  • This study was designed to determine the magnitude and spatial distribution of temperature elevations when using 480 kHz RF and 2.45 GHz microwave energy in ex vivo liver models. A total of 60 heating cycles (20 s at 90 W) were performed in normal, RF-ablated, and microwave-ablated liver tissues (n = 10 RF and n = 10 microwave in each tissue type). Heating cycles were performed using a 480-kHz generator and 3-cm cooled-tip electrode (RF) or a 2.45-GHz generator and 14-gauge monopole (microwave) and were designed to isolate direct heating from each energy type. Tissue temperatures were measured by usingmore » fiberoptic thermosensors 5, 10, and 15 mm radially from the ablation applicator at the depth of maximal heating. Power delivered, sensor location, heating rates, and maximal temperatures were compared using mixed effects regression models.
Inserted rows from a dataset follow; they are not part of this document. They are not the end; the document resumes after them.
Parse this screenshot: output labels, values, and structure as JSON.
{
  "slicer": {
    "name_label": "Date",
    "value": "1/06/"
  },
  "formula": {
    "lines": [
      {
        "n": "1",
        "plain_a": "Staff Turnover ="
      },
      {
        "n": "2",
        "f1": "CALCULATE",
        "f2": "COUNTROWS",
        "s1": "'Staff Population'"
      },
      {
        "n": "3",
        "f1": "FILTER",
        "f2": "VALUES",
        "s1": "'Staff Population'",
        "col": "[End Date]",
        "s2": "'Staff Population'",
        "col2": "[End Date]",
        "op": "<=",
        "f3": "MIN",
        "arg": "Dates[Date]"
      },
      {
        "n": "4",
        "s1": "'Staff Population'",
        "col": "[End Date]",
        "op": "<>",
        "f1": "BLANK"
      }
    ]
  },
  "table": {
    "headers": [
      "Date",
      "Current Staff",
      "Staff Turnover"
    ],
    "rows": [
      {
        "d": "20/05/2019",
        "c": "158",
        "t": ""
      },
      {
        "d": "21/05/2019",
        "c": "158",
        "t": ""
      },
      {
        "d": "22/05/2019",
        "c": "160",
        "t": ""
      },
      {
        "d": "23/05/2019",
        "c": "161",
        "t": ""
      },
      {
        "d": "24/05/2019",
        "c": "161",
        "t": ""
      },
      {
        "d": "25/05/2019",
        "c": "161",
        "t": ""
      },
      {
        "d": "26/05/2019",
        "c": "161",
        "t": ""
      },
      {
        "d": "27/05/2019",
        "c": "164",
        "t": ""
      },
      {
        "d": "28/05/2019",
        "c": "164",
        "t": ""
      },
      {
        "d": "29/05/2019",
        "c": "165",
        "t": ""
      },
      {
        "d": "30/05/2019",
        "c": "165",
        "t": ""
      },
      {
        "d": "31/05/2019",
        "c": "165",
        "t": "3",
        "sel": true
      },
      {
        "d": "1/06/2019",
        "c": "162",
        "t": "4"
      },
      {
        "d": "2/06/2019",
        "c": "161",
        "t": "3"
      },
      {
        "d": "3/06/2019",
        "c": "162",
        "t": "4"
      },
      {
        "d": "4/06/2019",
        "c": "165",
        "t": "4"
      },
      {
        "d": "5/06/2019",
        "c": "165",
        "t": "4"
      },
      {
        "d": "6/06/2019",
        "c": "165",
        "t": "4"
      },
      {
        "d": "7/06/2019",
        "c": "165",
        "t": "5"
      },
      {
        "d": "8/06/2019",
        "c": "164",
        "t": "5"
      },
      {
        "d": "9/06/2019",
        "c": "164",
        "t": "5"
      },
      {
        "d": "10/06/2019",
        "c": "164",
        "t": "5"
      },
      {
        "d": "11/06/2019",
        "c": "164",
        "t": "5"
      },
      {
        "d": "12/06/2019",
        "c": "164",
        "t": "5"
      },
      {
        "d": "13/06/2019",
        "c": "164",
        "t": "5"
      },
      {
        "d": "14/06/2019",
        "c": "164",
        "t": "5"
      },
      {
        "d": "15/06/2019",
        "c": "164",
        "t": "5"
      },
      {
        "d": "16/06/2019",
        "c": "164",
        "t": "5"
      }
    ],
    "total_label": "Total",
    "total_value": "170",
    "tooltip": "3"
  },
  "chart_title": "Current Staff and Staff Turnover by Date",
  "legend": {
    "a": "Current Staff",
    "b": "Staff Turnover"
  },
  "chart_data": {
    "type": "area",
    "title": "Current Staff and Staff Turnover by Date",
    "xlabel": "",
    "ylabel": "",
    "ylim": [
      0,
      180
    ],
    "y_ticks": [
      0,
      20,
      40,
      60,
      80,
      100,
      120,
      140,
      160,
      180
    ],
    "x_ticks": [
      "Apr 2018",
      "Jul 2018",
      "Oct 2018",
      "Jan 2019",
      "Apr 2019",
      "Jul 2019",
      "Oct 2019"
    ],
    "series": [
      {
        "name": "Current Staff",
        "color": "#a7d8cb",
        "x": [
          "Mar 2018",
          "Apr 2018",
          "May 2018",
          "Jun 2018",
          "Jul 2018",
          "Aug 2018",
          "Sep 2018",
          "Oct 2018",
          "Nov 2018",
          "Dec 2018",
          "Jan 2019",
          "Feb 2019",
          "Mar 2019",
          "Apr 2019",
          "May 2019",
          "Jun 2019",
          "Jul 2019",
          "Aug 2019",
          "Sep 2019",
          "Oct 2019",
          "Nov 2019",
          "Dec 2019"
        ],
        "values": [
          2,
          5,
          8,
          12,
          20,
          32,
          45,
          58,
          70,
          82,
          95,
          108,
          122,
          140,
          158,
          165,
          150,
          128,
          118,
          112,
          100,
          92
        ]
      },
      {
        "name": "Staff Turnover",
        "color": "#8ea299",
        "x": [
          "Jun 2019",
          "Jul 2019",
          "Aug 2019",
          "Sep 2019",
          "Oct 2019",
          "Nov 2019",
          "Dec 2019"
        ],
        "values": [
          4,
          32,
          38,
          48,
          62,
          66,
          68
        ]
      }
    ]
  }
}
No significant differences were noted in mean power delivered or thermosensor locations between RF and microwave heating groups (P > 0.05). Microwaves produced significantly more rapid heating than RF at 5, 10, and 15 mm in normal tissue (3.0 vs. 0.73, 0.85 vs. 0.21, and 0.17 vs. 0.09 Degree-Sign C/s; P < 0.05); and at 5 and 10 mm in ablated tissues (2.3 {+-} 1.4 vs. 0.7 {+-} 0.3, 0.5 {+-} 0.3 vs. 0.2 {+-} 0 Degree-Sign C/s, P < 0.05). The radial depth of heating was {approx}5 mm greater for microwaves than RF. Direct heating obtained with 2.45-GHz microwave energy using a single needle-like applicator is faster and covers a larger volume of tissue than 480-kHz RF energy.« less